NOSTALGIA: This week in 1977 and 1982

Kirton Secondary School sports in 1977.
Kirton Secondary School sports in 1977.
  • Jewellers hit by £11,000 raid in 1977
  • School’s out forever for three Boston schools in 1982

This week in 1977 ...

- Thieves made off with jewellery, rings, and watches worth about £11,000 in a raid at a shop in Boston’s Market Place.

The theft took place overnight at Hoppers Silver and China Gallery.

Almost 200 pieces were taken, including an Omega 18 ct white gold bracelet valued at £1,000, 30 to 40 single stone diamond rings, 30 to 40 wedding rings, and 20 three-stone diamond crossover rings.

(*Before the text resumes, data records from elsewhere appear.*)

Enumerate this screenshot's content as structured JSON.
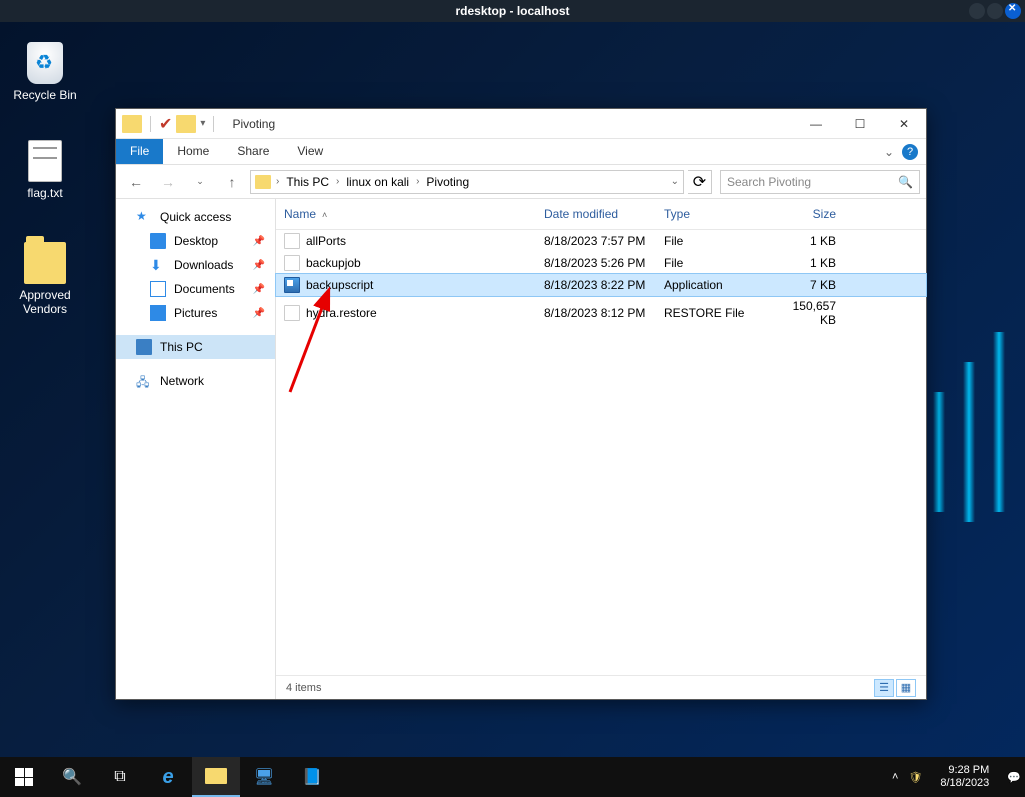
{
  "rdesktop": {
    "title": "rdesktop - localhost"
  },
  "desktopIcons": {
    "recycle": "Recycle Bin",
    "flag": "flag.txt",
    "vendors": "Approved\nVendors"
  },
  "explorer": {
    "title": "Pivoting",
    "tabs": {
      "file": "File",
      "home": "Home",
      "share": "Share",
      "view": "View"
    },
    "breadcrumb": {
      "pc": "This PC",
      "kali": "linux on kali",
      "pivot": "Pivoting"
    },
    "searchPlaceholder": "Search Pivoting",
    "cols": {
      "name": "Name",
      "date": "Date modified",
      "type": "Type",
      "size": "Size"
    },
    "nav": {
      "quick": "Quick access",
      "desktop": "Desktop",
      "downloads": "Downloads",
      "documents": "Documents",
      "pictures": "Pictures",
      "thispc": "This PC",
      "network": "Network"
    },
    "files": [
      {
        "name": "allPorts",
        "date": "8/18/2023 7:57 PM",
        "type": "File",
        "size": "1 KB",
        "icon": "file",
        "sel": false
      },
      {
        "name": "backupjob",
        "date": "8/18/2023 5:26 PM",
        "type": "File",
        "size": "1 KB",
        "icon": "file",
        "sel": false
      },
      {
        "name": "backupscript",
        "date": "8/18/2023 8:22 PM",
        "type": "Application",
        "size": "7 KB",
        "icon": "app",
        "sel": true
      },
      {
        "name": "hydra.restore",
        "date": "8/18/2023 8:12 PM",
        "type": "RESTORE File",
        "size": "150,657 KB",
        "icon": "file",
        "sel": false
      }
    ],
    "status": "4 items"
  },
  "taskbar": {
    "time": "9:28 PM",
    "date": "8/18/2023"
  }
}
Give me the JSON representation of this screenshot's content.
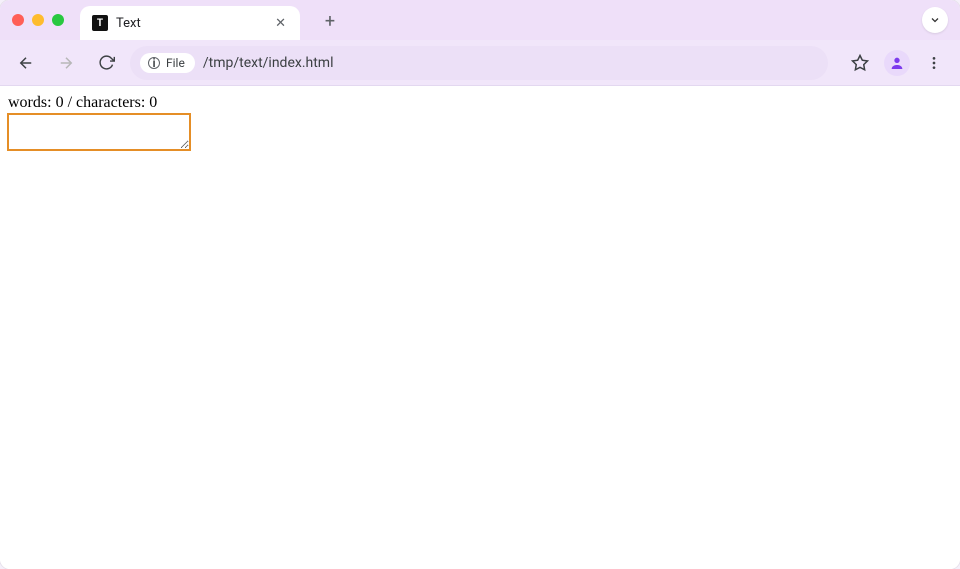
{
  "window": {
    "tab_title": "Text",
    "favicon_letter": "T"
  },
  "toolbar": {
    "url_chip_label": "File",
    "url": "/tmp/text/index.html"
  },
  "page": {
    "counter_prefix_words": "words: ",
    "word_count": "0",
    "counter_sep": " / ",
    "counter_prefix_chars": "characters: ",
    "char_count": "0",
    "textarea_value": ""
  }
}
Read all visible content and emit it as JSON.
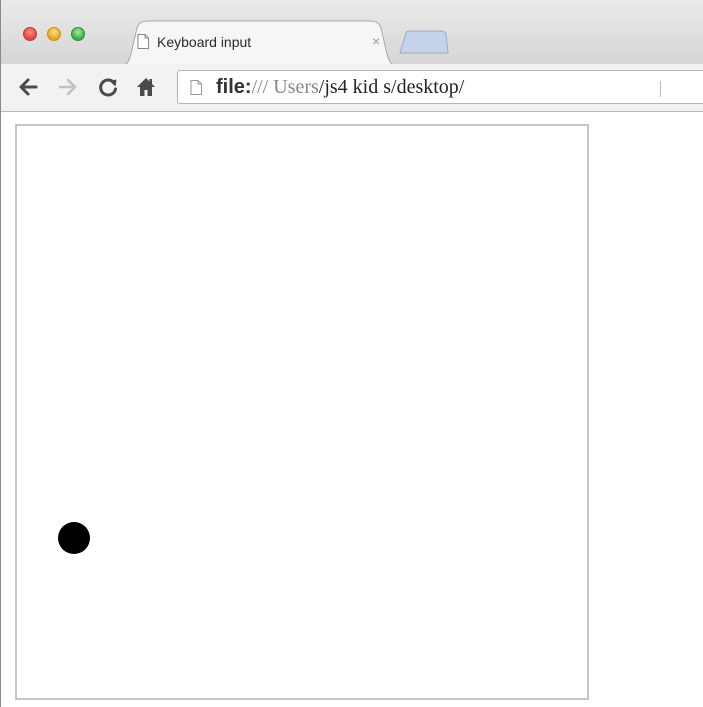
{
  "window": {
    "tab": {
      "title": "Keyboard input",
      "close_glyph": "×"
    },
    "toolbar": {
      "back_icon": "back-arrow-icon",
      "forward_icon": "forward-arrow-icon",
      "reload_icon": "reload-icon",
      "home_icon": "home-icon",
      "address": {
        "scheme": "file:",
        "separator": "///",
        "path_prefix": " Users",
        "path_rest": "/js4  kid  s/desktop/"
      }
    }
  },
  "page": {
    "canvas": {
      "background": "#ffffff",
      "border_color": "#c6c6c6",
      "ball_color": "#000000"
    }
  }
}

- A new action group was calling for the proposed Swineshead bypass to be built immediately.

The bypass was expected to be started in two or three years, but already, with less than half the village visited, the Bypass Action Group had 350 names on its petition demanding an immediate start.

Work had been due to start in 1979, but Government cuts led to a delay.

The petition noted the village was suffering ‘the most dreadful conditions’ as a result of ‘ever-increasing road traffic’, pointing to dirt and mud being thrown up against the windows and walls of roadside properties, sleep or conversation being made impossible when a door or window was open due to the roar of heavy vehicles, structural defects in properties from vibration, and safety concerns.

This week in 1982 ...

- School was out forever at three Boston primary schools.

However, two ‘new’ schools were to open in September.

St Botolph’s School closed while Park Junior and Infant schools amalgamated as did St Nicholas’ and Woad Farm schools.

Children from St Nicholas’ School would transfer to Woad Farm to create St Nicholas’ CofE Primary School.

Pupils at Park Junior would move to the Infant School in Robin Hood’s Walk to create Park Primary School.

Places for the St Botolph’s pupils would be found at other schools, with many going to Tower Road.

- Concern had been raised about plans to lift all restrictions on Sunday trading.

Coun John Addlesee told Boston Borough Council he was ‘surprised and horrified’ to see that a committee was supporting the move.

If all shops were allowed to open, he feared that Sunday would become ‘just the seventh day of the week’.

He proposed that the council should not agree a policy and finance committee recommendation that it should support the policy of the Association of District Councils that all Sunday trading restrictions be lifted, but the bid was rejected.